**What you have to do:** When you copy the data, keep every word exactly as it is and leave the pictures out.

(Entries from a dataset of interfaces)
▽
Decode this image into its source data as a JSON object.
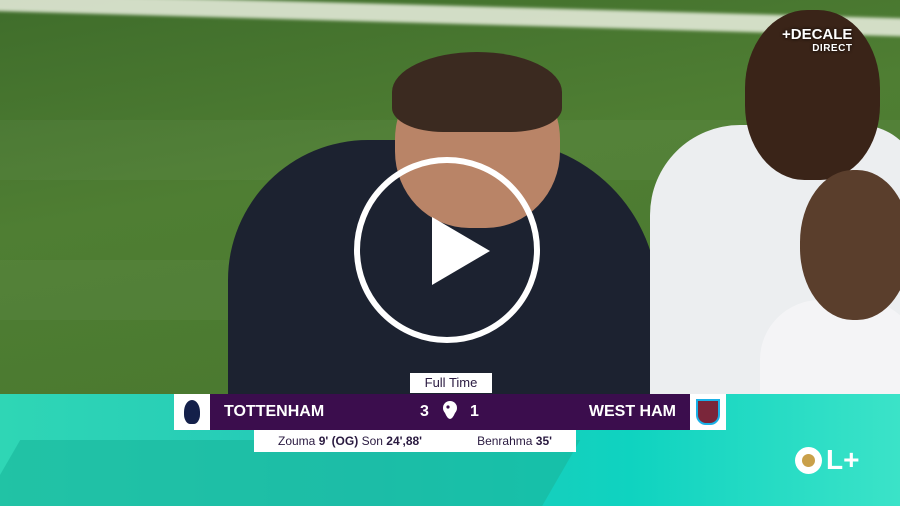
{
  "channel": {
    "name": "+DECALE",
    "sub": "DIRECT"
  },
  "match": {
    "status": "Full Time",
    "home": {
      "team": "TOTTENHAM",
      "score": "3",
      "scorers": "Zouma",
      "scorers_min": "9' (OG)",
      "scorers2": "Son",
      "scorers2_min": "24',88'"
    },
    "away": {
      "team": "WEST HAM",
      "score": "1",
      "scorers": "Benrahma",
      "scorers_min": "35'"
    }
  },
  "brand": {
    "label": "L+"
  },
  "colors": {
    "band": "#22c8b8",
    "bar": "#3b0d4d"
  },
  "icons": {
    "play": "play-icon",
    "league": "premier-league-icon"
  }
}
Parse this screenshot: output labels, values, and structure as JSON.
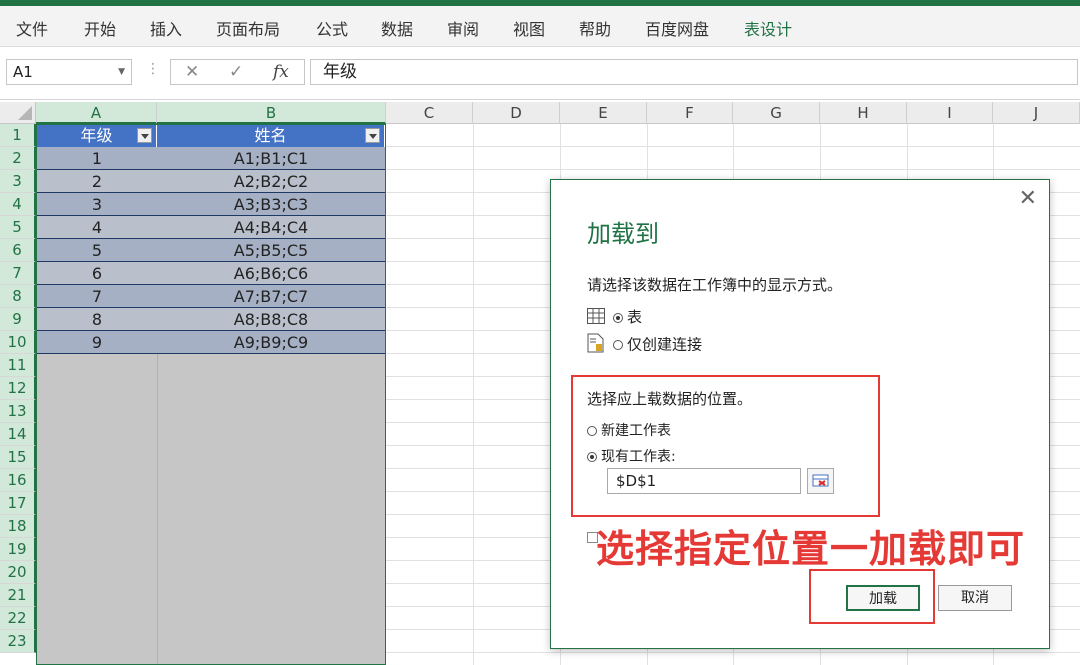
{
  "ribbon": {
    "tabs": [
      {
        "label": "文件",
        "active": false
      },
      {
        "label": "开始",
        "active": false
      },
      {
        "label": "插入",
        "active": false
      },
      {
        "label": "页面布局",
        "active": false
      },
      {
        "label": "公式",
        "active": false
      },
      {
        "label": "数据",
        "active": false
      },
      {
        "label": "审阅",
        "active": false
      },
      {
        "label": "视图",
        "active": false
      },
      {
        "label": "帮助",
        "active": false
      },
      {
        "label": "百度网盘",
        "active": false
      },
      {
        "label": "表设计",
        "active": true
      }
    ],
    "accent": "#217346"
  },
  "formula_bar": {
    "name_box": "A1",
    "cancel_icon": "✕",
    "enter_icon": "✓",
    "fx_icon": "fx",
    "content": "年级"
  },
  "sheet": {
    "columns": [
      "A",
      "B",
      "C",
      "D",
      "E",
      "F",
      "G",
      "H",
      "I",
      "J"
    ],
    "rows": [
      "1",
      "2",
      "3",
      "4",
      "5",
      "6",
      "7",
      "8",
      "9",
      "10",
      "11",
      "12",
      "13",
      "14",
      "15",
      "16",
      "17",
      "18",
      "19",
      "20",
      "21",
      "22",
      "23"
    ],
    "table": {
      "headers": [
        "年级",
        "姓名"
      ],
      "rows": [
        [
          "1",
          "A1;B1;C1"
        ],
        [
          "2",
          "A2;B2;C2"
        ],
        [
          "3",
          "A3;B3;C3"
        ],
        [
          "4",
          "A4;B4;C4"
        ],
        [
          "5",
          "A5;B5;C5"
        ],
        [
          "6",
          "A6;B6;C6"
        ],
        [
          "7",
          "A7;B7;C7"
        ],
        [
          "8",
          "A8;B8;C8"
        ],
        [
          "9",
          "A9;B9;C9"
        ]
      ],
      "header_color": "#4472c4"
    }
  },
  "dialog": {
    "title": "加载到",
    "close_label": "✕",
    "prompt": "请选择该数据在工作簿中的显示方式。",
    "display_options": [
      {
        "label": "表",
        "checked": true,
        "icon": "table-icon"
      },
      {
        "label": "仅创建连接",
        "checked": false,
        "icon": "connection-icon"
      }
    ],
    "location_prompt": "选择应上载数据的位置。",
    "location_options": [
      {
        "label": "新建工作表",
        "checked": false
      },
      {
        "label": "现有工作表:",
        "checked": true
      }
    ],
    "reference": "$D$1",
    "load_button": "加载",
    "cancel_button": "取消"
  },
  "annotation": {
    "text": "选择指定位置一加载即可",
    "color": "#e53935"
  }
}
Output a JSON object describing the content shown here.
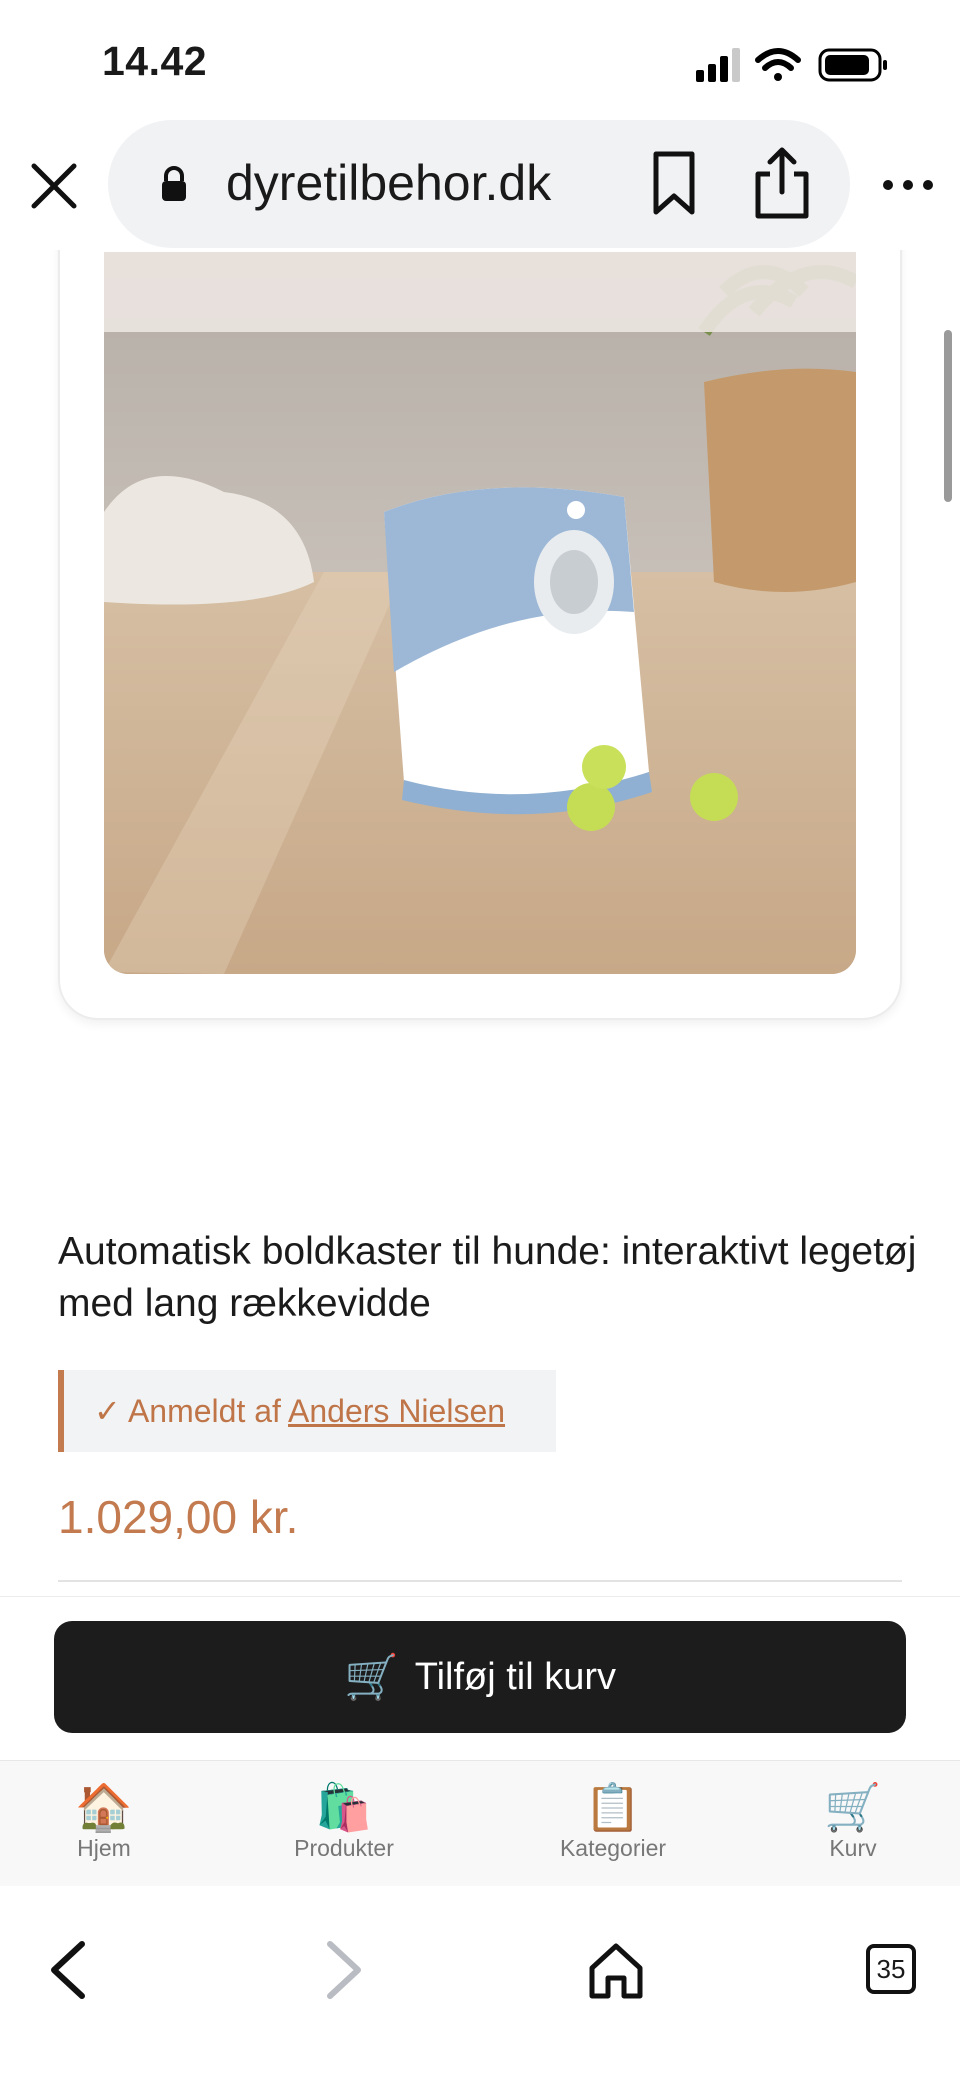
{
  "status_bar": {
    "time": "14.42"
  },
  "browser": {
    "url": "dyretilbehor.dk",
    "tabs_count": "35"
  },
  "product": {
    "image_alt": "Automatisk boldkaster produktbillede",
    "title": "Automatisk boldkaster til hunde: interaktivt legetøj med lang rækkevidde",
    "review_prefix": "✓ Anmeldt af ",
    "reviewer": "Anders Nielsen",
    "price": "1.029,00 kr."
  },
  "cart": {
    "add_label": "Tilføj til kurv",
    "icon": "🛒"
  },
  "bottom_nav": {
    "items": [
      {
        "label": "Hjem",
        "icon": "🏠"
      },
      {
        "label": "Produkter",
        "icon": "🛍️"
      },
      {
        "label": "Kategorier",
        "icon": "📋"
      },
      {
        "label": "Kurv",
        "icon": "🛒"
      }
    ]
  },
  "colors": {
    "accent": "#c27a4e",
    "button_bg": "#1c1c1c",
    "review_bg": "#f2f3f5"
  }
}
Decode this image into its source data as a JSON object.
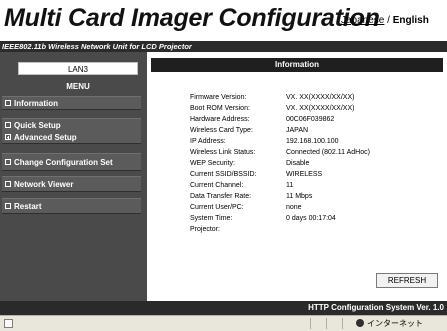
{
  "header": {
    "title": "Multi Card Imager Configuration",
    "lang_japanese": "Japanese",
    "lang_sep": " / ",
    "lang_english": "English"
  },
  "subtitle": "IEEE802.11b Wireless Network Unit for LCD Projector",
  "sidebar": {
    "unit_name": "LAN3",
    "menu_heading": "MENU",
    "items": [
      {
        "label": "Information",
        "icon": "box"
      },
      {
        "label": "Quick Setup",
        "icon": "box"
      },
      {
        "label": "Advanced Setup",
        "icon": "plus-box"
      },
      {
        "label": "Change Configuration Set",
        "icon": "box"
      },
      {
        "label": "Network Viewer",
        "icon": "box"
      },
      {
        "label": "Restart",
        "icon": "box"
      }
    ]
  },
  "main": {
    "section_title": "Information",
    "rows": [
      {
        "label": "Firmware Version:",
        "value": "VX. XX(XXXX/XX/XX)"
      },
      {
        "label": "Boot ROM Version:",
        "value": "VX. XX(XXXX/XX/XX)"
      },
      {
        "label": "Hardware Address:",
        "value": "00C06F039862"
      },
      {
        "label": "Wireless Card Type:",
        "value": "JAPAN"
      },
      {
        "label": "IP Address:",
        "value": "192.168.100.100"
      },
      {
        "label": "Wireless Link Status:",
        "value": "Connected (802.11 AdHoc)"
      },
      {
        "label": "WEP Security:",
        "value": "Disable"
      },
      {
        "label": "Current SSID/BSSID:",
        "value": "WIRELESS"
      },
      {
        "label": "Current Channel:",
        "value": "11"
      },
      {
        "label": "Data Transfer Rate:",
        "value": "11 Mbps"
      },
      {
        "label": "Current User/PC:",
        "value": "none"
      },
      {
        "label": "System Time:",
        "value": "0 days 00:17:04"
      },
      {
        "label": "Projector:",
        "value": ""
      }
    ],
    "refresh_label": "REFRESH"
  },
  "footer": {
    "text": "HTTP Configuration System Ver. 1.0"
  },
  "statusbar": {
    "zone": "インターネット"
  },
  "colors": {
    "sidebar_bg": "#4a4a4a",
    "nav_bg": "#5b5b5b",
    "bar_dark": "#1f1f1f"
  }
}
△
**Exercise response:**
Decode this image into its source data as a JSON object.
{
  "channel": {
    "name": "+DECALE",
    "sub": "DIRECT"
  },
  "match": {
    "status": "Full Time",
    "home": {
      "team": "TOTTENHAM",
      "score": "3",
      "scorers": "Zouma",
      "scorers_min": "9' (OG)",
      "scorers2": "Son",
      "scorers2_min": "24',88'"
    },
    "away": {
      "team": "WEST HAM",
      "score": "1",
      "scorers": "Benrahma",
      "scorers_min": "35'"
    }
  },
  "brand": {
    "label": "L+"
  },
  "colors": {
    "band": "#22c8b8",
    "bar": "#3b0d4d"
  },
  "icons": {
    "play": "play-icon",
    "league": "premier-league-icon"
  }
}
Parse this screenshot: output labels, values, and structure as JSON.
{
  "ribbon": {
    "tabs": [
      {
        "label": "文件",
        "active": false
      },
      {
        "label": "开始",
        "active": false
      },
      {
        "label": "插入",
        "active": false
      },
      {
        "label": "页面布局",
        "active": false
      },
      {
        "label": "公式",
        "active": false
      },
      {
        "label": "数据",
        "active": false
      },
      {
        "label": "审阅",
        "active": false
      },
      {
        "label": "视图",
        "active": false
      },
      {
        "label": "帮助",
        "active": false
      },
      {
        "label": "百度网盘",
        "active": false
      },
      {
        "label": "表设计",
        "active": true
      }
    ],
    "accent": "#217346"
  },
  "formula_bar": {
    "name_box": "A1",
    "cancel_icon": "✕",
    "enter_icon": "✓",
    "fx_icon": "fx",
    "content": "年级"
  },
  "sheet": {
    "columns": [
      "A",
      "B",
      "C",
      "D",
      "E",
      "F",
      "G",
      "H",
      "I",
      "J"
    ],
    "rows": [
      "1",
      "2",
      "3",
      "4",
      "5",
      "6",
      "7",
      "8",
      "9",
      "10",
      "11",
      "12",
      "13",
      "14",
      "15",
      "16",
      "17",
      "18",
      "19",
      "20",
      "21",
      "22",
      "23"
    ],
    "table": {
      "headers": [
        "年级",
        "姓名"
      ],
      "rows": [
        [
          "1",
          "A1;B1;C1"
        ],
        [
          "2",
          "A2;B2;C2"
        ],
        [
          "3",
          "A3;B3;C3"
        ],
        [
          "4",
          "A4;B4;C4"
        ],
        [
          "5",
          "A5;B5;C5"
        ],
        [
          "6",
          "A6;B6;C6"
        ],
        [
          "7",
          "A7;B7;C7"
        ],
        [
          "8",
          "A8;B8;C8"
        ],
        [
          "9",
          "A9;B9;C9"
        ]
      ],
      "header_color": "#4472c4"
    }
  },
  "dialog": {
    "title": "加载到",
    "close_label": "✕",
    "prompt": "请选择该数据在工作簿中的显示方式。",
    "display_options": [
      {
        "label": "表",
        "checked": true,
        "icon": "table-icon"
      },
      {
        "label": "仅创建连接",
        "checked": false,
        "icon": "connection-icon"
      }
    ],
    "location_prompt": "选择应上载数据的位置。",
    "location_options": [
      {
        "label": "新建工作表",
        "checked": false
      },
      {
        "label": "现有工作表:",
        "checked": true
      }
    ],
    "reference": "$D$1",
    "load_button": "加载",
    "cancel_button": "取消"
  },
  "annotation": {
    "text": "选择指定位置一加载即可",
    "color": "#e53935"
  }
}
Output a JSON object describing the content shown here.
{
  "status_bar": {
    "time": "14.42"
  },
  "browser": {
    "url": "dyretilbehor.dk",
    "tabs_count": "35"
  },
  "product": {
    "image_alt": "Automatisk boldkaster produktbillede",
    "title": "Automatisk boldkaster til hunde: interaktivt legetøj med lang rækkevidde",
    "review_prefix": "✓ Anmeldt af ",
    "reviewer": "Anders Nielsen",
    "price": "1.029,00 kr."
  },
  "cart": {
    "add_label": "Tilføj til kurv",
    "icon": "🛒"
  },
  "bottom_nav": {
    "items": [
      {
        "label": "Hjem",
        "icon": "🏠"
      },
      {
        "label": "Produkter",
        "icon": "🛍️"
      },
      {
        "label": "Kategorier",
        "icon": "📋"
      },
      {
        "label": "Kurv",
        "icon": "🛒"
      }
    ]
  },
  "colors": {
    "accent": "#c27a4e",
    "button_bg": "#1c1c1c",
    "review_bg": "#f2f3f5"
  }
}
Decode this image into its source data as a JSON object.
{
  "header": {
    "title": "Multi Card Imager Configuration",
    "lang_japanese": "Japanese",
    "lang_sep": " / ",
    "lang_english": "English"
  },
  "subtitle": "IEEE802.11b Wireless Network Unit for LCD Projector",
  "sidebar": {
    "unit_name": "LAN3",
    "menu_heading": "MENU",
    "items": [
      {
        "label": "Information",
        "icon": "box"
      },
      {
        "label": "Quick Setup",
        "icon": "box"
      },
      {
        "label": "Advanced Setup",
        "icon": "plus-box"
      },
      {
        "label": "Change Configuration Set",
        "icon": "box"
      },
      {
        "label": "Network Viewer",
        "icon": "box"
      },
      {
        "label": "Restart",
        "icon": "box"
      }
    ]
  },
  "main": {
    "section_title": "Information",
    "rows": [
      {
        "label": "Firmware Version:",
        "value": "VX. XX(XXXX/XX/XX)"
      },
      {
        "label": "Boot ROM Version:",
        "value": "VX. XX(XXXX/XX/XX)"
      },
      {
        "label": "Hardware Address:",
        "value": "00C06F039862"
      },
      {
        "label": "Wireless Card Type:",
        "value": "JAPAN"
      },
      {
        "label": "IP Address:",
        "value": "192.168.100.100"
      },
      {
        "label": "Wireless Link Status:",
        "value": "Connected (802.11 AdHoc)"
      },
      {
        "label": "WEP Security:",
        "value": "Disable"
      },
      {
        "label": "Current SSID/BSSID:",
        "value": "WIRELESS"
      },
      {
        "label": "Current Channel:",
        "value": "11"
      },
      {
        "label": "Data Transfer Rate:",
        "value": "11 Mbps"
      },
      {
        "label": "Current User/PC:",
        "value": "none"
      },
      {
        "label": "System Time:",
        "value": "0 days 00:17:04"
      },
      {
        "label": "Projector:",
        "value": ""
      }
    ],
    "refresh_label": "REFRESH"
  },
  "footer": {
    "text": "HTTP Configuration System Ver. 1.0"
  },
  "statusbar": {
    "zone": "インターネット"
  },
  "colors": {
    "sidebar_bg": "#4a4a4a",
    "nav_bg": "#5b5b5b",
    "bar_dark": "#1f1f1f"
  }
}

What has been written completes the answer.